----- Voice from the Medicine Cabinet

sdekivit
King Cobra
King Cobra
Posts: 586
Joined: Sat Jul 30, 2005 7:16 pm
Location: holland
Contact:

Post by sdekivit » Thu Aug 25, 2005 7:13 pm

MrMistery wrote:IF YOU REALLY NEED TO KNOW
The probability of mutation occuring naturally in one gene is one to 100.000. Since you have 2 alleles the probability of mutation at both alleles at the allele of YOUR choise would be (number of genes)sqweared times 100.000. How many points?


it depends on what kind of mutation. If it's a mutation where 1 nucleotide is replaced by another, you'll also need to take into account the chance of the other base that gets incorporated.
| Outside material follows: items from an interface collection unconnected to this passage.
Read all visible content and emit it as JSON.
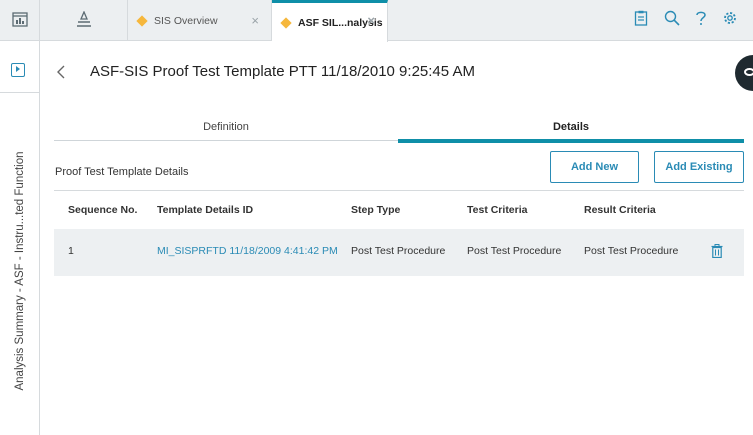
{
  "topbar": {
    "tabs": [
      {
        "label": "SIS Overview",
        "active": false
      },
      {
        "label": "ASF SIL...nalysis",
        "active": true
      }
    ],
    "close_symbol": "×",
    "accent": "#0f8fa8",
    "icon_color": "#2a8bb5"
  },
  "rail": {
    "vertical_label": "Analysis Summary - ASF - Instru...ted Function"
  },
  "page": {
    "title": "ASF-SIS Proof Test Template PTT 11/18/2010 9:25:45 AM",
    "subtabs": [
      {
        "label": "Definition",
        "active": false
      },
      {
        "label": "Details",
        "active": true
      }
    ]
  },
  "section": {
    "title": "Proof Test Template Details",
    "add_new_label": "Add New",
    "add_existing_label": "Add Existing"
  },
  "table": {
    "columns": [
      "Sequence No.",
      "Template Details ID",
      "Step Type",
      "Test Criteria",
      "Result Criteria"
    ],
    "rows": [
      {
        "sequence": "1",
        "template_id": "MI_SISPRFTD 11/18/2009 4:41:42 PM",
        "step_type": "Post Test Procedure",
        "test_criteria": "Post Test Procedure",
        "result_criteria": "Post Test Procedure"
      }
    ]
  },
  "icons": [
    "dashboard-icon",
    "hierarchy-icon",
    "diamond-icon",
    "close-icon",
    "clipboard-icon",
    "search-icon",
    "help-icon",
    "settings-icon",
    "expand-panel-icon",
    "back-chevron-icon",
    "eye-icon",
    "trash-icon"
  ]
}
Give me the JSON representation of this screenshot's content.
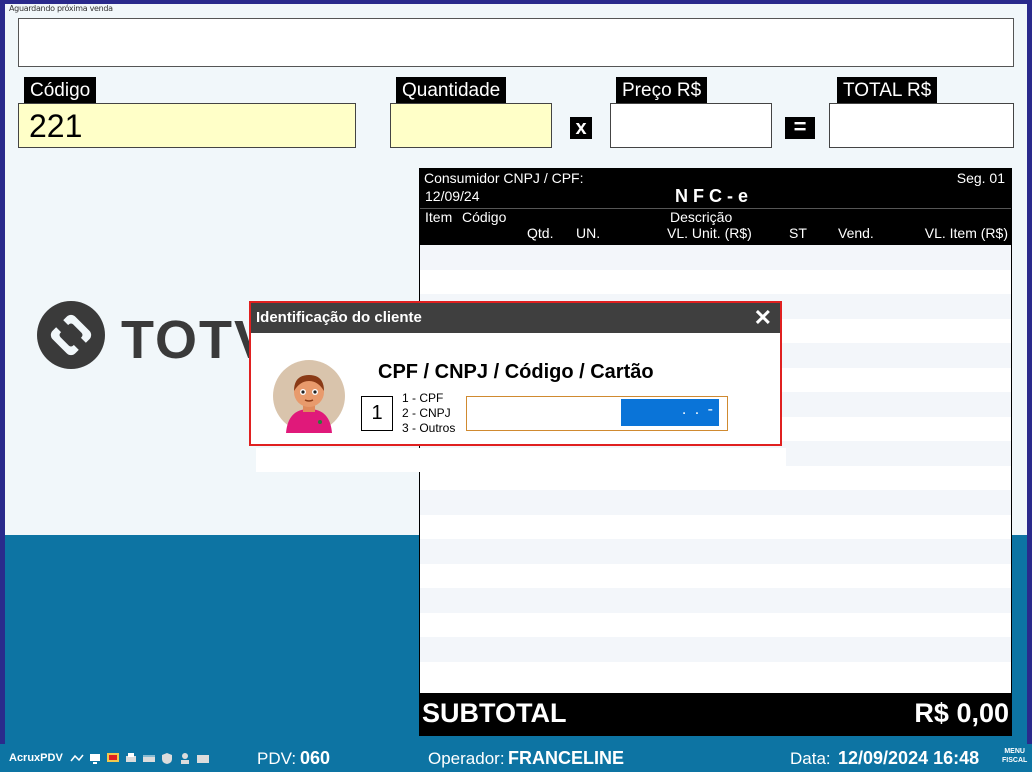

User avatar
MrMistery
Inland Taipan
Inland Taipan
Posts: 6832
Joined: Thu Mar 03, 2005 10:18 pm
Location: Romania(small and unimportant country)
Contact:

Post by MrMistery » Thu Aug 25, 2005 7:27 pm

That is reallly splitting hears into 100000000000....
"As a biologist, I firmly believe that when you're dead, you're dead. Except for what you live behind in history. That's the only afterlife" - J. Craig Venter

Post Reply

Who is online

Users browsing this forum: Google [Bot] and 1 guest